The first page of my novel, which is one of my favorite pages, owes everything to poetry. I wrote this page early in my process of second-drafting, and then revised it well over a hundred times: some of these revisions just entailed changing one or two words, or altering the spacing, but each of them felt extremely consequential. It felt, in other words, like editing a poem. (I can recite the entire page by memory, and would often revise out loud, while walking or running or riding the bus: like in poems, the cadences and rhythms and sounds of the words all felt like they mattered as much as — if not more than— their literal meanings.) Beyond that, contained in this page are multiple references to poems by Mahmoud Darwish and Yehuda Amichai, a half-reference to the poetry of the Book of Judges, and two lines that were partially cannibalized from my own unfinished poems, which now lie chewed up and forsaken in a dusty digital folder somewhere deep in the recesses of my desktop, never to be opened again. (Sorry, little poems).
My novel’s debt to poetry does not end there: the poem by Mahmoud Darwish, “A Soldier Dreams of White Lilies,” plays a major role in the narrative, and the novel’s title is derived from one of the lines of this poem (“Sadness is a white bird that does not come near a battlefield/Soldiers commit a sin when they feel sad.”) Other poems by Darwish, “Identity Card” and “The Earth is Closing On Us,” are also quoted, and play important roles in the story, as do “My Mother Baked the Whole World for Me,” by Yehuda Amichai, and an untitled poem by the narrator’s Salonican great-uncle Jacko Sadicario (which was also mostly taken from an unfinished poem of my own). And then there are the references to the poetry of the Bible, and the sections that seek to emulate poetry’s pacing and poetry’s word-pairings and even poetry’s ‘about’lessness. And indeed, the novel has been called “poetic,” which I appreciate.
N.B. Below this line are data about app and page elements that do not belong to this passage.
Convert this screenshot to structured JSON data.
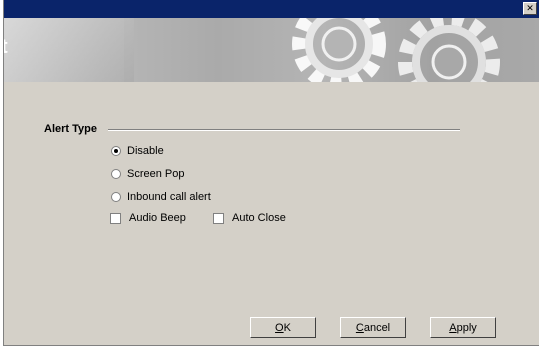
{
  "window": {
    "close_glyph": "✕"
  },
  "banner": {
    "title": "t"
  },
  "alert_type": {
    "label": "Alert Type",
    "options": [
      {
        "label": "Disable",
        "checked": true
      },
      {
        "label": "Screen Pop",
        "checked": false
      },
      {
        "label": "Inbound call alert",
        "checked": false
      }
    ],
    "checkboxes": [
      {
        "label": "Audio Beep",
        "checked": false
      },
      {
        "label": "Auto Close",
        "checked": false
      }
    ]
  },
  "buttons": {
    "ok": {
      "accel": "O",
      "rest": "K"
    },
    "cancel": {
      "accel": "C",
      "rest": "ancel"
    },
    "apply": {
      "accel": "A",
      "rest": "pply"
    }
  }
}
But what about poetry itself: not poetic-but-ultimately-plotted prose, or pieces of poems, or poetry-like rhythms, but actual poetry?
While writing this book, I encountered the following passage from Ben Lerner’s novel, Leaving the Atocha Station, quoted in his essay on poetry called “The Hatred of Poetry”: “I tended to find lines of poetry beautiful only when I encountered them quoted in prose, in the essays my professors had assigned in college, where the line breaks were replaced with slashes, so that what was communicated was less a particular poem than the echo of poetic possibility.” (Incidentally, Ben Lerner is one of my favorite fiction and essay writers, and I have been unable to resonate with any of his poems I’ve read.) I found Lerner’s passage to be both indicting, and right-on. And it led to me the question: what debt do I, as a writer, owe poetry?
As a start, I declared a private micro-war on italics, at least when it came to poetry, in my novel. At the very least, I decided — knowing my own instinct as a reader to see poetry italicized in a book and skip over it, deeming it nonessential, decorative, uncritical to the plot—I would de-italicize all poem fragments, in hope that the snippets of poetry embedded in the novel would not be skipped over so easily. (This micro-war grew to include transliterations that appear in the book as well. As poetry reminds us, words are not only meanings: they are also a collection of scattered syllables and crunched-together consonants. I hope the reader will be a mote less likely to skip over unitalicized fragments of Arabic or Hebrew or Judeoespanyol, even if she speaks none of these languages). And next, I hope that folks who resonate with parts of this book will decide to read (or reread), in full, some of the poetry referenced in it, starting with Darwish and Amichai, and then continuing onwards, perhaps, to other favorites of mine, both from the region — Taha Muhammad Ali, Sami Shalom Shitrit, Yona Wallach, Nizar Qabbani, Hezy Leskly — and from elsewhere — Terrance Hayes, Osip Mandelstam, Allen Ginsberg, Robin Coste Lewis, Frank O’Hara, Rokhl Korn, Jacob Glatstein, Mary Oliver, William Stafford, Ocean Vuong, Philip Levine. Or any other complete poems, really: my poetical/polemical hope is that all of us readers of fiction and nonfiction and history and essays and blogs — myself included — read a bit more poetry, for poetry’s sake.
Moriel Rothman-Zecher is the author of the novel Sadness Is a White Bird (Atria Books, 2018), which was a finalist for the Dayton Literary Peace Prize and the National Jewish Book Award, among other honors. His second novel, which follows two Yiddish speaking immigrants from a fictional shtetl to Philadelphia of the 1930s, is forthcoming from Farrar, Straus and Giroux. Moriel’s work has been published in The New York Times, the Paris Review’s Daily, Zyzzyva Magazine, and elsewhere, and he is the recipient of the National Book Foundation’s ‘5 Under 35’ Honor, two MacDowell Colony Fellowships for Literature (2017 & 2020), and a Wallis Annenberg Helix Project Fellowship for Yiddish Cultural Studies (2018−2019). Moriel lives in Yellow Springs, Ohio, with his family.